> _Description of the task_:
Your response must be made up of each line in the data below that contains the string "username".
━━━━━━━━━━━━━━━━━━━━━━━━━━━━━━
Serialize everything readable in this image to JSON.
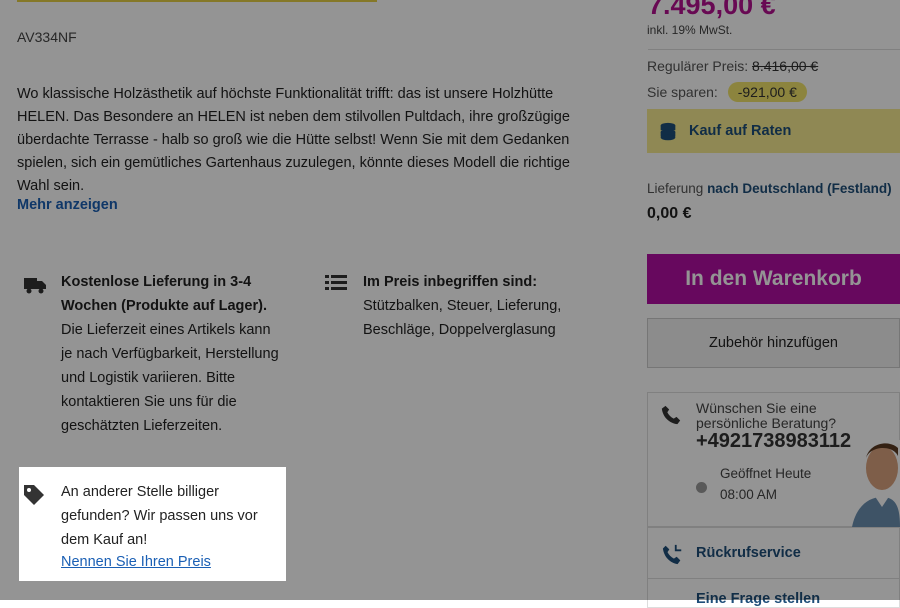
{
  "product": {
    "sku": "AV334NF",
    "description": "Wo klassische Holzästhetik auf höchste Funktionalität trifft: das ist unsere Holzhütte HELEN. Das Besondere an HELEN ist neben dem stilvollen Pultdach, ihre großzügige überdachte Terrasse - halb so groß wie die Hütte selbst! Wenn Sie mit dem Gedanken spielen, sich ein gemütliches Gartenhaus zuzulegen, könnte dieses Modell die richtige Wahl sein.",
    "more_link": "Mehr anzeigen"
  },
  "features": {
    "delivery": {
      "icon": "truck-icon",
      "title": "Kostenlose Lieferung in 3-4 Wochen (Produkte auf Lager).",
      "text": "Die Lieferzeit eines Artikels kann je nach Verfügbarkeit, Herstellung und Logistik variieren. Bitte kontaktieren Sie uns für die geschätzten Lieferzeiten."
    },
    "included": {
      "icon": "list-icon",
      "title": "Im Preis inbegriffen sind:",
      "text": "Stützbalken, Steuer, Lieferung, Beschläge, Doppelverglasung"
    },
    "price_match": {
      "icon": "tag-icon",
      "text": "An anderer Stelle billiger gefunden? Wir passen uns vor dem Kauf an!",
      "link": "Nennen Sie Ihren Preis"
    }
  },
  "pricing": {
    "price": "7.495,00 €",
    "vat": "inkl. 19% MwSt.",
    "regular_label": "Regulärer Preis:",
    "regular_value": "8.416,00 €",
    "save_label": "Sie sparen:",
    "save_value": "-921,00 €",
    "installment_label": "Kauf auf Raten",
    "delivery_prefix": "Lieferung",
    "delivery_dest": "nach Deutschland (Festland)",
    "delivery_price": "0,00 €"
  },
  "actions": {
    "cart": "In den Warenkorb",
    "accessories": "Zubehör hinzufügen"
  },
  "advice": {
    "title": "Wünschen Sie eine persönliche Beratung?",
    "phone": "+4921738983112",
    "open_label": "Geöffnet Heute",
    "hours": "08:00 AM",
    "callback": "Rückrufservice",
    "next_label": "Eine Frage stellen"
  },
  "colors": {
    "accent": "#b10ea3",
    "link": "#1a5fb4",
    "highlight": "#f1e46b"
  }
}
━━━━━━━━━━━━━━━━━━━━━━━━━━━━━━
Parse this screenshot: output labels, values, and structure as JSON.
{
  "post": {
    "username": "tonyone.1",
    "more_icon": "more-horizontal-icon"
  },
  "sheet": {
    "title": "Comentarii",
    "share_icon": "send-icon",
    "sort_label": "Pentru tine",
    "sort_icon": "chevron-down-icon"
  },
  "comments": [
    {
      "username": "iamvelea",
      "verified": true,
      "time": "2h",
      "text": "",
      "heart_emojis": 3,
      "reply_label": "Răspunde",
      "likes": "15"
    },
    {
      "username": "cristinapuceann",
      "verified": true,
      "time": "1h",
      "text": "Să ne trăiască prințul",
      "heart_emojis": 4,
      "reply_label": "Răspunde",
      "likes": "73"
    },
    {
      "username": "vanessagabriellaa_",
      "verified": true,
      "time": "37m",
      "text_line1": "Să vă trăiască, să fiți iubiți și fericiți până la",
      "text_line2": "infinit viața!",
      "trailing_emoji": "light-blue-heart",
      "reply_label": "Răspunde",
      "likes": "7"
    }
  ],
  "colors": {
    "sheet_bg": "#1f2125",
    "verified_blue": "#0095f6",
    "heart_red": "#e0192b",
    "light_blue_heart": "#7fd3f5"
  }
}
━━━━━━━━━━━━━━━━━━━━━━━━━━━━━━
> _Answer section_:
    "username": "tonyone.1",
      "username": "iamvelea",
      "username": "cristinapuceann",
      "username": "vanessagabriellaa_",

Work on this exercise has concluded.